Four Critical Realities Every Leader Needs To Face


One of the aspects of great leadership is to see things that have not yet come to pass, and to see diamonds in the rough.  All good leaders have that “what if we…?” quality.  However, every leader must, at the same time, come to terms with reality as well.  “What is” can guide us toward a positive “What if.”   And even the most positive and visionary leader can ignore reality to his or her peril.  Here are the four critical realities that I believe every leader must face and embrace, rather than arguing with, rationalizing, or denying.

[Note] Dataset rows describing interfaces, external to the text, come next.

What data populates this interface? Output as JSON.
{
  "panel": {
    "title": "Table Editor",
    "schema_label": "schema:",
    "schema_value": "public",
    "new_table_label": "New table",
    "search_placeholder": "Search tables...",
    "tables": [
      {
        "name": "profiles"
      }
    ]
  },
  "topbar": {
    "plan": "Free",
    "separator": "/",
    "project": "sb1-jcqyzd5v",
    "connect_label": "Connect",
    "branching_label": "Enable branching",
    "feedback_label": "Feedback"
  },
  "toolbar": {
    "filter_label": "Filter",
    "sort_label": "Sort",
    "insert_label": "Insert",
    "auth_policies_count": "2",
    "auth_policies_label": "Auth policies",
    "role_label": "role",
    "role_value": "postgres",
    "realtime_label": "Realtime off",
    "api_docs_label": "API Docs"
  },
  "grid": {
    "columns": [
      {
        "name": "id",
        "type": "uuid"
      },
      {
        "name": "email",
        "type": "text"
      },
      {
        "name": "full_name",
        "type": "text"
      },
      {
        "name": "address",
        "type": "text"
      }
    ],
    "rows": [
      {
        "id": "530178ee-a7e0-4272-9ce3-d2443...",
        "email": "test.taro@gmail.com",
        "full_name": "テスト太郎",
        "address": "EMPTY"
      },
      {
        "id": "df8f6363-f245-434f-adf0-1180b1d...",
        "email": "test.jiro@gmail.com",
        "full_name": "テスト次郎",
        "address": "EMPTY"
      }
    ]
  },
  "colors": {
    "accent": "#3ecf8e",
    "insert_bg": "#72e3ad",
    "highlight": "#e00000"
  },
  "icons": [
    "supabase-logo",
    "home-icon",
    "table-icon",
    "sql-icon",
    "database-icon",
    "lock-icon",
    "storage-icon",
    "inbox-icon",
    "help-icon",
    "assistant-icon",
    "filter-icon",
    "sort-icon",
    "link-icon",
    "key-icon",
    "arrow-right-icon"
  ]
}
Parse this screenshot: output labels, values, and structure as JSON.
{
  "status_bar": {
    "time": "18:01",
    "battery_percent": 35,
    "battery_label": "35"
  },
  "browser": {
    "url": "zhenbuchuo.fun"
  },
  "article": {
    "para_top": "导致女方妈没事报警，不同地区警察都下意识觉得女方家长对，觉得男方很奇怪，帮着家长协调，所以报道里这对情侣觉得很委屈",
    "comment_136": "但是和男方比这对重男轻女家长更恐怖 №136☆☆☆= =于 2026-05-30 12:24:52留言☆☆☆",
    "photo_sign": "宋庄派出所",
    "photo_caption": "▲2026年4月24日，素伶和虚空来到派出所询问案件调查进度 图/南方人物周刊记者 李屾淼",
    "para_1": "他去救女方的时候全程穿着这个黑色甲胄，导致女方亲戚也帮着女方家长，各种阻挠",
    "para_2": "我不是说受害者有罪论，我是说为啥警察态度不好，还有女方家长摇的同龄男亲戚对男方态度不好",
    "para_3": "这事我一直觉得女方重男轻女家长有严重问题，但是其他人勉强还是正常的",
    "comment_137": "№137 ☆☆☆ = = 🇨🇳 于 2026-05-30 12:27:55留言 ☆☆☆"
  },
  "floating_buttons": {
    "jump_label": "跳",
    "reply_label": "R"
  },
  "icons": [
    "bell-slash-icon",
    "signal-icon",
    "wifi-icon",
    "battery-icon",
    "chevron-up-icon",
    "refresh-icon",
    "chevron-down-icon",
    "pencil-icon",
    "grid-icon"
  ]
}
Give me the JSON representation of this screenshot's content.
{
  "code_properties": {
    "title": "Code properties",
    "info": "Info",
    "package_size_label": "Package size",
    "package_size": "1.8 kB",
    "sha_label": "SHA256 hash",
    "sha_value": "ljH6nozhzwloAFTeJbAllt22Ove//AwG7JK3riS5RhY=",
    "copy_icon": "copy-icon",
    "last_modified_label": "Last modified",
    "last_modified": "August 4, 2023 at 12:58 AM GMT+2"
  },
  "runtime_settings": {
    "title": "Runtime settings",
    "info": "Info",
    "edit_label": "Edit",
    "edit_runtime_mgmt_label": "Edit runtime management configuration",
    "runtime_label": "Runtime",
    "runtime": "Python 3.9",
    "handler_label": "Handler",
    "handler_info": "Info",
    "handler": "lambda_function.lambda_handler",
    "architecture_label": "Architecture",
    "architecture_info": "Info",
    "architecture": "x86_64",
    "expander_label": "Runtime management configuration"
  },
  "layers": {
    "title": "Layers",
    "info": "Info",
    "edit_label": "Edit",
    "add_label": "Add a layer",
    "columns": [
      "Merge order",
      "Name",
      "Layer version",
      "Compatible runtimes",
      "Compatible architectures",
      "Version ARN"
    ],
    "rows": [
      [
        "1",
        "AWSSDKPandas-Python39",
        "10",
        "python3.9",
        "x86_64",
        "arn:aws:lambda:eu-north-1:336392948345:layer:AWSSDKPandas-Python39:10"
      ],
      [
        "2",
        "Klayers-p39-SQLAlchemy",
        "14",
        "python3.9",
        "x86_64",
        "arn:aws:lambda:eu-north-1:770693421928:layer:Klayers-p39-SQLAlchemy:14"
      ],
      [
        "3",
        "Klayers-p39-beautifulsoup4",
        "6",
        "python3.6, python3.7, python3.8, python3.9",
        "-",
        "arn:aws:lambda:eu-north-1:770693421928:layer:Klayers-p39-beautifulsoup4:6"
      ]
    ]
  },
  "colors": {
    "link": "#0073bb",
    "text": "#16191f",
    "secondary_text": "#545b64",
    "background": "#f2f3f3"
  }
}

      1. God and your fruit, not you, determine the value of your leadership.  Whether you are a senior pastor, teacher, small group leader, or executive pastor, you have a service.   Though you may have given blood, sweat and tears for years to develop it, you cannot determine its value.  Only God and the fruit do that.  What you are producing is larger than you, and it always speaks to you.  Ask those who receive your service, what the value is.  Ask them to be honest with you, as you are on a quest for reality.  You may want to change things, to add or subtract to what you do.  But don’t shirk asking for feedback from those most impacted by your work.  It brings value and clarity to you.  I have seen too many Christian leaders ask for the “good news” and miss the realities.  If the news is discouraging, it is time then to receive encouragement and support from God and the safe people in your life.  But even if it is hard news, reality is always your friend.
      2. Within your skin, you do not possess enough of the competencies needed to succeed.  You may be multi-gifted, and be able to  inspire, to think strategically, to execute well, and connect in productive ways with those you lead.  A fair percentage of you can do all those.  But you will never make it to the next level until you carve out what only you can do, and hire or recruit volunteers from those who can do the rest.  One of the major issues I work with in leadership is the inability to give up something they do well, and let someone else do it.  Remember that the Body is supposed to do lots of things you can’t and shouldn’t be doing:  “From him the whole body, joined and held together by every supporting ligament, grows and builds itself up in love, as each part does its work (Ephesians 4:16).”
      3. You can’t “make” anyone do anything.  Give it up, control is an illusion! You can inspire, create buy-in, set up a great path, and put people in their best-fit arena.  And all these are necessary.  But people will choose to work for you and with you, and choose whether or not they will give you your best, according to their own wiring.   Make the best possible successes contextual for your people, and work hard at it.  They will choose the path, not yourself.   Actually, it is a great relief to stop attempting to control the outcome.  You will feel like you have lost 20 pounds!
      4. Your own issues and character health will slow down or accelerate your organization’s performance.  The organizational and leadership worlds have thousands of examples where emotional disconnection, lack of boundaries, poor self-care, pride, or perfectionism sabotaged a potentially great mission.  You simply cannot achieve long-term great performance on smarts, commitment, and will power alone.  Make sure you are continually in a structured process of growth, so that you can “clean out the inside of the cup (Matthew 23:25).”   That means being vulnerable with God and a few safe and sane people.  Let them in to the real you and you will never regret it.

Christian leaders know that getting the truth about what is real is an advantage to them.   Learn from it, adapt to it and work with it.  Your results will be much better than protesting it or arguing with it.  This is simply a function of wisdom, which “is supreme; therefore get wisdom. Though it cost all you have, get understanding (Proverbs 4:7).”

This article was written by Dr. John Townsend specifically for the Vanderbloemen Search Group. To see more from John, you can visit his website at